Bingham practices what he preaches: He has a barren studio apartment in Omaha that he sees only a few weeks a year. He really lives on the road, where he travels around the country as a corporate layoff specialist, firing employees for bosses who don't have the guts to do it themselves. Business, of course, is booming. Bingham is unmarried, with no kids, and two younger sisters he barely keeps up with. He is a man without "burdens" and thinks he's happy that way.

Up in the Air perhaps works beautifully as a procedural about modern, white-collar business travel and as a very specific character sketch. Bingham's hotel-bar meet-cute with fellow traveler Alex (a mature, sexy Vera Farmiga), a budding courtship built on rental-car comparisons, frequent-flyer-mile one-upmanship, and a sarcastic, knowing appreciation of industry jargon ("faux homey" = "foamy"), is dazzling. As is a later hotel-lounge scene where Bingham and no-strings gal pal Alex offer a bemused corrective to the firm lifestyle vision embraced by Bingham's post-collegiate co-worker Natalie (Anna Kendrick).

Reitman's film, beautifully scripted within these limits, captures the free-floating fun a self-aware professional can have within this maze of airports, hotels, business conferences, and casual and perhaps temporary acquaintances. It also captures the disconnection that Bingham keeps at bay and the lure of family and stability that he denies.

Where Up in the Air gets in trouble is when it strives too hard for resonance. Making Bingham's travel-intensive job that of a professional axeman is already delicate territory, but by peppering his film with talking-head testimonials from real laid-off and fired workers, Up in the Air invokes a pain it isn't prepared to deal with. The film wobbles under the weight.

Faced with snapshots of real financial distress, it's hard to care too much about Ryan Bingham's emotional journey. And when the film settles on the easy conclusion that it's the family and friends Bingham rejects that will carry you through the tough times, the audience-pleasing platitude is too glib coming from a film where none of the central characters have had to wonder where their next paycheck is coming from.

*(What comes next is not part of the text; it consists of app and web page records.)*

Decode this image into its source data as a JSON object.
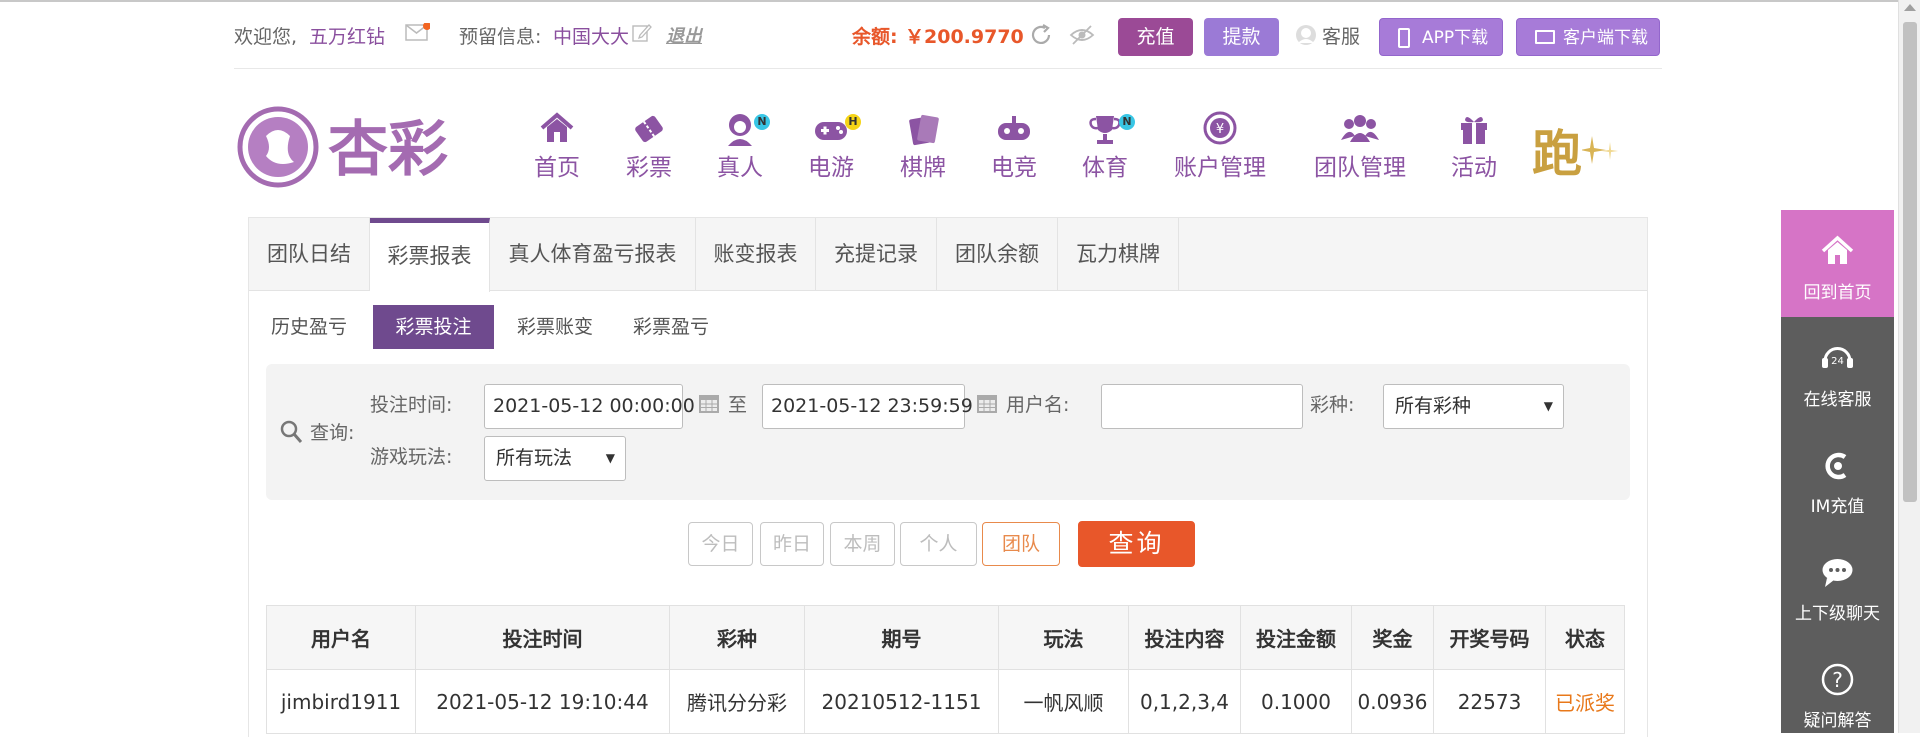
{
  "topbar": {
    "welcome_prefix": "欢迎您,",
    "username": "五万红钻",
    "reserved_label": "预留信息:",
    "reserved_value": "中国大大",
    "logout": "退出",
    "balance_label": "余额:",
    "balance_value": "￥200.9770",
    "recharge": "充值",
    "withdraw": "提款",
    "service": "客服",
    "app_download": "APP下载",
    "client_download": "客户端下载",
    "colors": {
      "balance": "#e8572a",
      "button": "#9b4a96",
      "button2": "#9b7ad6"
    }
  },
  "logo": {
    "text": "杏彩"
  },
  "nav": {
    "items": [
      {
        "label": "首页",
        "icon": "home-icon"
      },
      {
        "label": "彩票",
        "icon": "ticket-icon"
      },
      {
        "label": "真人",
        "icon": "dealer-icon",
        "badge": "N"
      },
      {
        "label": "电游",
        "icon": "gamepad-icon",
        "badge": "H"
      },
      {
        "label": "棋牌",
        "icon": "cards-icon"
      },
      {
        "label": "电竞",
        "icon": "esports-icon"
      },
      {
        "label": "体育",
        "icon": "trophy-icon",
        "badge": "N"
      },
      {
        "label": "账户管理",
        "icon": "yen-icon"
      },
      {
        "label": "团队管理",
        "icon": "team-icon"
      },
      {
        "label": "活动",
        "icon": "gift-icon"
      }
    ],
    "promo_text": "跑"
  },
  "report": {
    "tabs": [
      "团队日结",
      "彩票报表",
      "真人体育盈亏报表",
      "账变报表",
      "充提记录",
      "团队余额",
      "瓦力棋牌"
    ],
    "active_tab": "彩票报表",
    "subtabs": [
      "历史盈亏",
      "彩票投注",
      "彩票账变",
      "彩票盈亏"
    ],
    "active_subtab": "彩票投注"
  },
  "query": {
    "label": "查询:",
    "bet_time_label": "投注时间:",
    "start_time": "2021-05-12 00:00:00",
    "to_label": "至",
    "end_time": "2021-05-12 23:59:59",
    "username_label": "用户名:",
    "username_value": "",
    "lottery_label": "彩种:",
    "lottery_value": "所有彩种",
    "play_label": "游戏玩法:",
    "play_value": "所有玩法",
    "buttons": {
      "today": "今日",
      "yesterday": "昨日",
      "week": "本周",
      "personal": "个人",
      "team": "团队",
      "search": "查询"
    }
  },
  "table": {
    "headers": [
      "用户名",
      "投注时间",
      "彩种",
      "期号",
      "玩法",
      "投注内容",
      "投注金额",
      "奖金",
      "开奖号码",
      "状态"
    ],
    "rows": [
      [
        "jimbird1911",
        "2021-05-12 19:10:44",
        "腾讯分分彩",
        "20210512-1151",
        "一帆风顺",
        "0,1,2,3,4",
        "0.1000",
        "0.0936",
        "22573",
        "已派奖"
      ]
    ]
  },
  "sidebar": {
    "items": [
      {
        "label": "回到首页",
        "icon": "home-icon"
      },
      {
        "label": "在线客服",
        "icon": "support-24-icon"
      },
      {
        "label": "IM充值",
        "icon": "im-recharge-icon"
      },
      {
        "label": "上下级聊天",
        "icon": "chat-icon"
      },
      {
        "label": "疑问解答",
        "icon": "question-icon"
      }
    ]
  }
}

Up in the Air
Rated R · 109 min. · 2009
Official Site:
Director: Jason Reitman
Writer: Walter Kirn and Jason Reitman
Producer: Daniel Dubiecki, Jeffrey Clifford, Ivan Reitman and Jason Reitman
Cast: George Clooney, Vera Farmiga, Anna Kendrick, Jason Bateman, Amy Morton, Melanie Lynskey, J.K. Simmons, Sam Elliott, Danny McBride and Zach Galifianakis

Now Playing

Sorry there are no upcoming showtimes for Up in the Air


Subscribe to this thread:

Add a comment

    • The Florida Project

      Orlando grifters live on the edge in director Sean Baker’s follow up to Tangerine.
    • Unreal Film Festival 2017

      Science Fiction, Horror, and Fantasy Festival Invades Studio On The Square.


Tiger Blue

#25 Memphis 42, Houston 38

Music Blog

Butthole Surfers and Bad Seeds Salute the Man in Black

Music Blog

Soulsville USA Festival Lights Up McLemore Ave.

We Saw You

Emo and you

Intermission Impossible

Let GCT's Honky Tonk Angels Sing for You

Beyond the Arc

Five Notes on Grizzlies/Pelicans

Film/TV/Etc. Blog

Sooth the Pain With All The Rage Documentary at Crosstown Arts

Intermission Impossible

Lipstick Smear: Let Theatre Memphis' "Stage Kiss" slip you some tongue


More by Chris Herrington

  • Last Words

    In "Enough Said," James Gandolfini makes his last lead film role his best.
    • Sep 26, 2013
  • Masters of Sound

    New albums from two of Memphis’ most distinctive stylists.
    • Sep 19, 2013
  • Hayes Carll at the Hi-Tone

    • Sep 19, 2013
  • More »

Readers also liked…

  • Where To Invade Next

    • Mar 1, 2016
  • I Am Not Your Negro

    Raoul Peck’s documentary brings James Baldwin’s words to an America that needs to listen.
    • Feb 24, 2017
  • Time Warp Drive-In 2016

    Scorsese leads off another season of retro movies under the stars.
    • Mar 17, 2016
© 1996-2017

Contemporary Media
460 Tennessee Street, 2nd Floor | Memphis, TN 38103
Visit our other sites: Memphis Magazine | Memphis Parent | Inside Memphis Business
Powered by Foundation